def IsVersion2013(): import pyfbsdk return hasattr(pyfbsdk, 'FBHUD') def GetFrame(time, timeMode = FBTimeMode.kFBTimeModeDefault, customFramerate = 0.0): if IsVersion2013(): return time.GetFrame(timeMode, customFramerate) return time.GetFrame(True, timeMode, customFramerate) t = FBTime(0, 0, 2, 15, 0) print GetFrame(t) # 75 print GetFrame(t, FBTimeMode.kFBTimeMode60Frames) # 150 print GetFrame(t, FBTimeMode.kFBTimeModeCustom, 15.0) # 37
There are three kinds of time value that MotionBuilder refers to. Local time (FBSystem().LocalTime) is the playback position within the current take. System time (FBSystem().SystemTime) is the wall-clock time given by the system, which steadily advances regardless of what MotionBuilder does.
The third kind of time, reference time, is used for independent timeframes that are synchronized to the take. For example, if you had an LTC device writing timecode data into the take, then takes with recorded data would have a reference timecode associated with them. To get the current reference time, then, you could use the FBReferenceTime class:
refTime = FBReferenceTime() t = refTime.GetTime(refTime.ItemIndex, FBSystem().SystemTime) print t.GetSecondDouble()

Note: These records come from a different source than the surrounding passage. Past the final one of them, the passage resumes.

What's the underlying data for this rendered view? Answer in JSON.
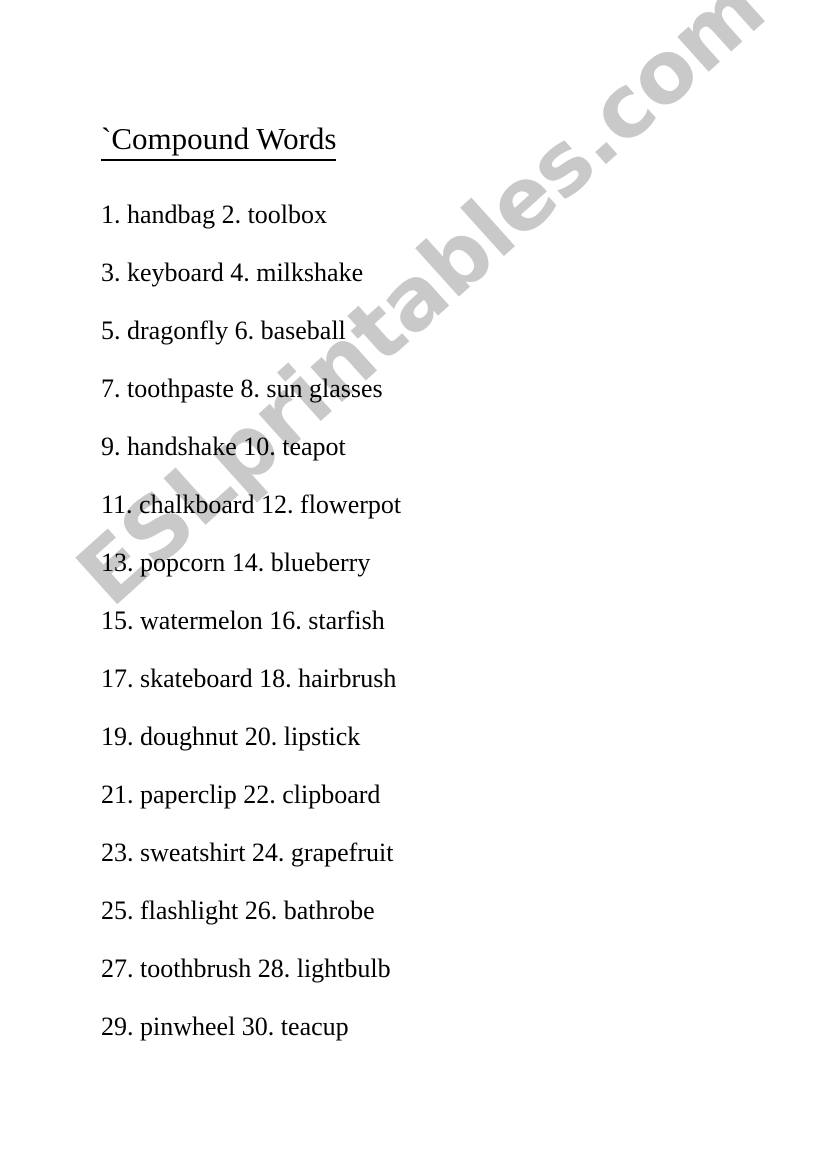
{
  "document": {
    "title": "`Compound Words",
    "lines": [
      "1. handbag 2. toolbox",
      "3. keyboard 4. milkshake",
      "5. dragonfly 6. baseball",
      "7. toothpaste 8. sun glasses",
      "9. handshake 10. teapot",
      "11. chalkboard 12. flowerpot",
      "13. popcorn 14. blueberry",
      "15. watermelon 16. starfish",
      "17. skateboard 18. hairbrush",
      "19. doughnut 20. lipstick",
      "21. paperclip 22. clipboard",
      "23. sweatshirt 24. grapefruit",
      "25. flashlight 26. bathrobe",
      "27. toothbrush 28. lightbulb",
      "29. pinwheel 30. teacup"
    ]
  },
  "watermark": {
    "text": "ESLprintables.com",
    "color": "#c9c9c9",
    "rotation_deg": -42
  },
  "colors": {
    "page_background": "#ffffff",
    "text": "#000000",
    "watermark": "#c9c9c9"
  }
}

When you change the local time in a script, it's important to realize that the scene is not immediately reevaluated at the new time. If you access an animated property after setting the playback time, you'll still get the value at the old time. The solution is to call FBScene.Evaluate after setting the time, causing an explicit update of the scene.
To help understand this issue, try running the following code in an empty scene. It simply creates a cube and animates its translation over the course of the take.
# Create a cube and get the FCurve for its translation in X cube = FBModelCube('Cube') cube.Show = True cube.Translation.SetAnimated(True) fcurve = cube.Translation.GetAnimationNode().Nodes.FCurve # Get the start and end time of the current take startTime = FBSystem().CurrentTake.LocalTimeSpan.GetStart() stopTime = FBSystem().CurrentTake.LocalTimeSpan.GetStop() # Key the cube at x translation 0 at the start of the take # Key the cube at x translation 100 at the end of the take fcurve.KeyAdd(startTime, 0.0) fcurve.KeyAdd(stopTime, 100.0)
Now, if we manually scrub the timeline and then print cube.Translation, we get the translation of the cube at that point in time. However, try setting the playback time and accessing the translation from the same script:
FBPlayerControl().GotoStart() print cube.Translation FBPlayerControl().GotoEnd() print cube.Translation
You'll notice that the values you get vary, and that they're generally incorrect. The problem is that MotionBuilder doesn't respond to the change in local time until the next frame. Because Python scripts are executed in a single, blocking thread, this doesn't occur until after the entire script is finished running.
Therefore, if we modify the current time in a script, and we then want to access the current value of any animated property, we need to explicitly reevaluate the scene. In this case, that means adding calls to FBScene.Evaluate:
FBPlayerControl().GotoStart() FBSystem().Scene.Evaluate() print cube.Translation FBPlayerControl().GotoEnd() FBSystem().Scene.Evaluate() print cube.Translation
Note for future reference that there are other ways of accessing animated properties at arbitrary times without having the change the current time and reevaluate the entire scene. We'll get into that in the next couple of chapters.
If you see any errors that you'd like to point out, feel free to email me at firstname.lastname@example.org.